Health Services Utilization
Usual Source of Care
Women who have a usual source of care (a place
they usually go when they are sick) are more likely to receive preventive
care,1 to have access to care (as indicated by use of
a physician or emergency room, or not delaying seeking care when
needed),2 to receive continuous care, and to have lower
rates of hospitalization and lower health care costs.3
In 2004, almost 90 percent of women reported having a usual source
of care. Women of all racial and ethnic groups were more likely
than men to have a usual source of care, with Asians being the sole
exception. Among women, non-Hispanic Whites were most likely to
report a usual source of care (91.5 percent), followed by non-Hispanic
Blacks (90.3 percent); Hispanic women were least likely to report
a usual source of care (77.8 percent).
In 2004, 86.5 percent of women reported an office-based
source of care (such as a physician’s office), while fewer
than 1 percent reported an emergency department as their usual source.
This varied by citizenship status: women born in the United States
were more likely to report an office-based usual source of care
and non-citizen residents of the United States were less likely.
Non-citizens were also the most likely to report no usual source
1 Ettner SL. The relationship between
continuity of care and the health behaviors of patients: does a
usual physician make a difference? Medical Care 1999;37(6): 647-55.
2 Sox CM, Swartz K, Burstin HR, Brennan
TA. Insurance or a regular physician: which is the most powerful
predictor of health care? AJPH 1998;88(3):364-70.
3 Weiss LJ, Blustein J. Faithful

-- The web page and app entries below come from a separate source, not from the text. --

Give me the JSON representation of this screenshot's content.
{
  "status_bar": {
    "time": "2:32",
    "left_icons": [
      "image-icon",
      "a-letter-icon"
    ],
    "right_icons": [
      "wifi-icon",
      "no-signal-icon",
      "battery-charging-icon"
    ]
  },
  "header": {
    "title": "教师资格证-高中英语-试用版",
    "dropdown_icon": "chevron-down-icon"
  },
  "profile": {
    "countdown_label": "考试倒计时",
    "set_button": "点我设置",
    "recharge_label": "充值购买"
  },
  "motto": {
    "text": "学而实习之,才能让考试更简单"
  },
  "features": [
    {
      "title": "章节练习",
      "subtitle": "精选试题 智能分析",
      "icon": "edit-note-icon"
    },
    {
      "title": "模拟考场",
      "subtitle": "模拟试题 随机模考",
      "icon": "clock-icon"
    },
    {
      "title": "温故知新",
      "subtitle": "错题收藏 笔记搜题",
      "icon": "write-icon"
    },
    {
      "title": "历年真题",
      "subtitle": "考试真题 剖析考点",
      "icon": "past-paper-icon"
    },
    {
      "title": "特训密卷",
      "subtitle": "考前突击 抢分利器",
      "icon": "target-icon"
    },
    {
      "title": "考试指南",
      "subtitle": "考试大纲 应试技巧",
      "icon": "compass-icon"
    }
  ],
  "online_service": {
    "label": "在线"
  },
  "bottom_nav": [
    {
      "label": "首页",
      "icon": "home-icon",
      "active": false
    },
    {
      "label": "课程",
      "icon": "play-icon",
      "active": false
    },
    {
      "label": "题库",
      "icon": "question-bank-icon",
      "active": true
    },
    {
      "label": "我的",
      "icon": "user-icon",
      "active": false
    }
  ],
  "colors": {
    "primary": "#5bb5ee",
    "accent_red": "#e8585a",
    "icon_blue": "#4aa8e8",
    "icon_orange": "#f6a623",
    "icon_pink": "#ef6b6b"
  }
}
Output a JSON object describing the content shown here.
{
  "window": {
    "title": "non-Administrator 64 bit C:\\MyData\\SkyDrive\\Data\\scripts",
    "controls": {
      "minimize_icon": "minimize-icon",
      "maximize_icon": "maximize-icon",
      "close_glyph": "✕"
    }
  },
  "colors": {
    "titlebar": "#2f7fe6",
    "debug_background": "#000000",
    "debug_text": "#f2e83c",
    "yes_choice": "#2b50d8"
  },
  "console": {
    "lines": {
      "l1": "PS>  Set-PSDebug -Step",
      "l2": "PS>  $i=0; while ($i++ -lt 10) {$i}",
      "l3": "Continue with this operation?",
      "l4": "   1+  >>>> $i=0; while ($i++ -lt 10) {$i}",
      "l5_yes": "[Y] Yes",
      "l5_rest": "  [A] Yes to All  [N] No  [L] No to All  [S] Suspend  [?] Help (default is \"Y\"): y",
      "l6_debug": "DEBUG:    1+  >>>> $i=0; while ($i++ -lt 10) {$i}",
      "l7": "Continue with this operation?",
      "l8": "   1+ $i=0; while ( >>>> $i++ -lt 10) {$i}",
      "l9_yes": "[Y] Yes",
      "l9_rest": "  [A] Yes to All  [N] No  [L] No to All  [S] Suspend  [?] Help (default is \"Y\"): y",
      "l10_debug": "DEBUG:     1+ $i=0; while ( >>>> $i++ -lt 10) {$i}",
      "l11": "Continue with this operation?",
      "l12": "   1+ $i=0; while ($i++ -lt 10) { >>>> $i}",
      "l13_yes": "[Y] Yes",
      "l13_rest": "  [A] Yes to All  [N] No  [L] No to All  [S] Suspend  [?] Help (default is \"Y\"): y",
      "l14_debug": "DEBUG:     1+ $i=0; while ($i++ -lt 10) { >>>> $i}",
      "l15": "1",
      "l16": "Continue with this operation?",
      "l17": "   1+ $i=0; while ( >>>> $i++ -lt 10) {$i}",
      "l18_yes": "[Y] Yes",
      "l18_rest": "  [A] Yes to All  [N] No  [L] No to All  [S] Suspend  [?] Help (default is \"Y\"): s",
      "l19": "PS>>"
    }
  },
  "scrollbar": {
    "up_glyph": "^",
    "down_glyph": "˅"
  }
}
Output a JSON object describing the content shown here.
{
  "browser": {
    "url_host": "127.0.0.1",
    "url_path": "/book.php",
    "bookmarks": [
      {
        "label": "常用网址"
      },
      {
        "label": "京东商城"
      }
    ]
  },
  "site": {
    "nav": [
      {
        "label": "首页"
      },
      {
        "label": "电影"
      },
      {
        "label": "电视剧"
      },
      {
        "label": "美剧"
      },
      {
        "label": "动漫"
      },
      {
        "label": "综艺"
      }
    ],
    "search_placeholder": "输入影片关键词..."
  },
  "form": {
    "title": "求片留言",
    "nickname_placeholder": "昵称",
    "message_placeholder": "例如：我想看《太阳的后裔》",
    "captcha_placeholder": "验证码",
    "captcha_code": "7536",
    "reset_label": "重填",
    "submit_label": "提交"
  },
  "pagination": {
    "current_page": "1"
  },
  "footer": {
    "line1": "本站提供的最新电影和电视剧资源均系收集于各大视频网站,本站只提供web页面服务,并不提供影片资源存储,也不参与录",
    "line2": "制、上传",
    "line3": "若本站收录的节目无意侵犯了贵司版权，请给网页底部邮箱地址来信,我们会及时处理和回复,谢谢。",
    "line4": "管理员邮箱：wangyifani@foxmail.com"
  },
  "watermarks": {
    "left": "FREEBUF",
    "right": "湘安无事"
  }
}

patients: the effect of long-term physician-patient relationships
on the cost and use of health care by older Americans. AJPH 1996;86(12):1742-7.